▶ _TASK OBJECTIVE_:
Your answer should consist of the lines holding "year", copied from the material below.

▶ _PROVIDED ENTRIES_:

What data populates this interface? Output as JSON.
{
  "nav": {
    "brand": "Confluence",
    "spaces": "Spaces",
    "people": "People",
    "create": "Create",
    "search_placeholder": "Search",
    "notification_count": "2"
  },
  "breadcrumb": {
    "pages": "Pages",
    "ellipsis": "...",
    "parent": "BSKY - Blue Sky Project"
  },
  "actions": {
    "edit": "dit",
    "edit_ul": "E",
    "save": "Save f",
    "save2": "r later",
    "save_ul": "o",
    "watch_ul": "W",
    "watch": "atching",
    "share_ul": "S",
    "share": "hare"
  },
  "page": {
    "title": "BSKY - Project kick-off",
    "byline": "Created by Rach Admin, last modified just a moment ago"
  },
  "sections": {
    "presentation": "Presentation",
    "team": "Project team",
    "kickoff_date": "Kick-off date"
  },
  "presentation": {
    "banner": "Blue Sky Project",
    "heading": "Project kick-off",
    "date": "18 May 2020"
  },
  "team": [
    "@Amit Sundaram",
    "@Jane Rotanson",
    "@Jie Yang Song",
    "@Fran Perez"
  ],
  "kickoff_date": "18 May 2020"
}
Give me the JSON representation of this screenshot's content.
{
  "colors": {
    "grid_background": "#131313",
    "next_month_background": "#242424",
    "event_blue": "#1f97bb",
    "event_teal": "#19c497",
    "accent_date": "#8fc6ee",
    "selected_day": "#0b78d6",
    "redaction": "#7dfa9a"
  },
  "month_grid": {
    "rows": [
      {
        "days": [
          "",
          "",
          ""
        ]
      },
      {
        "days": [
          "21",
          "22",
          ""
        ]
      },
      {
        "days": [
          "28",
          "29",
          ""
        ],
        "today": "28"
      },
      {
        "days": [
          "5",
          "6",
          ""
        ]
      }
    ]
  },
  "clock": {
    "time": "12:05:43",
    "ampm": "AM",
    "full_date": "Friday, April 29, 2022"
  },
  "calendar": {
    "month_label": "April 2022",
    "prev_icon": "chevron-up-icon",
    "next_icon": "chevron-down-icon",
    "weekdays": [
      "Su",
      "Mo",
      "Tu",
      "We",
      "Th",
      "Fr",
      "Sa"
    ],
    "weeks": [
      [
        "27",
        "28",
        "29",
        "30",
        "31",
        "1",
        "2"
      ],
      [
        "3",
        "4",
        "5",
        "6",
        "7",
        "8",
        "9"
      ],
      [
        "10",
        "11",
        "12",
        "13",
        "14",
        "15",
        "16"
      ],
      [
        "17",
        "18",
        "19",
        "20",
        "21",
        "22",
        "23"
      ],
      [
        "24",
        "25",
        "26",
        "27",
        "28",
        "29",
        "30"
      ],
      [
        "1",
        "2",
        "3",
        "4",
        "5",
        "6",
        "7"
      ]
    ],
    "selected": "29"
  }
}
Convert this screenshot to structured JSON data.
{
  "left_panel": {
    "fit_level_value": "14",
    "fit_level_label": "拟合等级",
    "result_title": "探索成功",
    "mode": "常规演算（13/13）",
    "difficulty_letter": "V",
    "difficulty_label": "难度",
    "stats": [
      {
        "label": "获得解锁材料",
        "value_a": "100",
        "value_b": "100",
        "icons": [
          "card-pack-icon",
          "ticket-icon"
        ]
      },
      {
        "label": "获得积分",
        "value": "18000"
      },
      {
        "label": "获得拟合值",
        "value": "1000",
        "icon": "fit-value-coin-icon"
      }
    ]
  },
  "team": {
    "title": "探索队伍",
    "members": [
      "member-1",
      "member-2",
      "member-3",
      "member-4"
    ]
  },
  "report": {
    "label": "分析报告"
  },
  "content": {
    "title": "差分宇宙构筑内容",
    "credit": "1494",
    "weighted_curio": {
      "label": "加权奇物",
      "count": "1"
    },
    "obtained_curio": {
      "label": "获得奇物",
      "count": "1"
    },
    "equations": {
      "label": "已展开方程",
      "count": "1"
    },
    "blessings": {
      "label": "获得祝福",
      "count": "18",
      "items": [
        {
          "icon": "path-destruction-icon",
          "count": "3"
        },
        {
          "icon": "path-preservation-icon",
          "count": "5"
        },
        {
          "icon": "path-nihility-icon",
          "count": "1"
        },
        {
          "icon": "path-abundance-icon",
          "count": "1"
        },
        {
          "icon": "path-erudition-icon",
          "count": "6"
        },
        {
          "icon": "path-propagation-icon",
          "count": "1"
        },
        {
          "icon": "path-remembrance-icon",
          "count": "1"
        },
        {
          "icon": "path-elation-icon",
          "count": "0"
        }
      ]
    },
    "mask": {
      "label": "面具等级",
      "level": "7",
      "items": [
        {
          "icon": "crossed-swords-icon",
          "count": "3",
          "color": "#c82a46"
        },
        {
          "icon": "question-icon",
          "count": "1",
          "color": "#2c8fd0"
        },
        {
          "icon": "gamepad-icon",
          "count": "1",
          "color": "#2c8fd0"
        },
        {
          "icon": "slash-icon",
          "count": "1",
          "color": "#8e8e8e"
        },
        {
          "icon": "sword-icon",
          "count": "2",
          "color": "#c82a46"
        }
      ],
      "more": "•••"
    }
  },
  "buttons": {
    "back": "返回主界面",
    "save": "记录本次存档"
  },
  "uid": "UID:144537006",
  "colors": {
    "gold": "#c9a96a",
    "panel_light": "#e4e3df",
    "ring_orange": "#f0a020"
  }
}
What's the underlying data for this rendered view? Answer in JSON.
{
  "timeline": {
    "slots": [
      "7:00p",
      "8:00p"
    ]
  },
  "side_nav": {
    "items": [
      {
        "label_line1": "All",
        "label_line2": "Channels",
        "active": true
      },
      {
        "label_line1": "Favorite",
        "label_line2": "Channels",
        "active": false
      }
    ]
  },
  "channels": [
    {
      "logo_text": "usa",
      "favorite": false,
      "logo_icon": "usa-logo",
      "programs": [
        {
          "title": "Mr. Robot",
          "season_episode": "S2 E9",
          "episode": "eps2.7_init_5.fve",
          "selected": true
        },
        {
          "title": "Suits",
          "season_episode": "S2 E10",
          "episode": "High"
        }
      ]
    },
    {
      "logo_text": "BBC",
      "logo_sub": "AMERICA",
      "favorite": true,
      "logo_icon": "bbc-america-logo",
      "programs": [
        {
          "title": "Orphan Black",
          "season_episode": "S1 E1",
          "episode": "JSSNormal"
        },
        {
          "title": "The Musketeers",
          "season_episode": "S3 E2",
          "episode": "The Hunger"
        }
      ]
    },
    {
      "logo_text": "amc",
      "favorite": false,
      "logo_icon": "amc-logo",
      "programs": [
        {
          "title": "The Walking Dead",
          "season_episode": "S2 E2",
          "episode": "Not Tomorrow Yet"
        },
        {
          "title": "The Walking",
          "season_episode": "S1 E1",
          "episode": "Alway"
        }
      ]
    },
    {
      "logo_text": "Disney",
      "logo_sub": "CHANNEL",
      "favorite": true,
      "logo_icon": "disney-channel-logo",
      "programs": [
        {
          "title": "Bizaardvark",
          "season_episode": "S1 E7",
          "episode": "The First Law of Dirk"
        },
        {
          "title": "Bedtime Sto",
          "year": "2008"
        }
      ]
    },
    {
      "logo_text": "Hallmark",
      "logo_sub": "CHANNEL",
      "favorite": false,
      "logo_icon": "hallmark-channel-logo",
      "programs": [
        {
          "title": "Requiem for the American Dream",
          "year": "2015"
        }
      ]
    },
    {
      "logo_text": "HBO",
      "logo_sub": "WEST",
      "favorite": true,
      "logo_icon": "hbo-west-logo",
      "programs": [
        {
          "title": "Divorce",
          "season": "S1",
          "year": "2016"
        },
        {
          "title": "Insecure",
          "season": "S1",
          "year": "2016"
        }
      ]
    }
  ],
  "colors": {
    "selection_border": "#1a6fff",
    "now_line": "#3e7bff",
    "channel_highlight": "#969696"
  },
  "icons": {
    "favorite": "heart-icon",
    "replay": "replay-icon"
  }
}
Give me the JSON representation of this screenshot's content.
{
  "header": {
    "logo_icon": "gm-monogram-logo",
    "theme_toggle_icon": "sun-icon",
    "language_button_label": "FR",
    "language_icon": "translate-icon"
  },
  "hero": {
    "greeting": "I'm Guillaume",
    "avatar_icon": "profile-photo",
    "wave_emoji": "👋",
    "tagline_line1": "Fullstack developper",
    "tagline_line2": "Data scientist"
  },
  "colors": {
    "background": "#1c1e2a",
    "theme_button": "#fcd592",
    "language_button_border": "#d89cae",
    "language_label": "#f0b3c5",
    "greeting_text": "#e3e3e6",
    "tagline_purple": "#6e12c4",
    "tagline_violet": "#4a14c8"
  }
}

▶ _EXERCISE ANSWER_:
          "year": "2008"
          "year": "2015"
          "year": "2016"
          "year": "2016"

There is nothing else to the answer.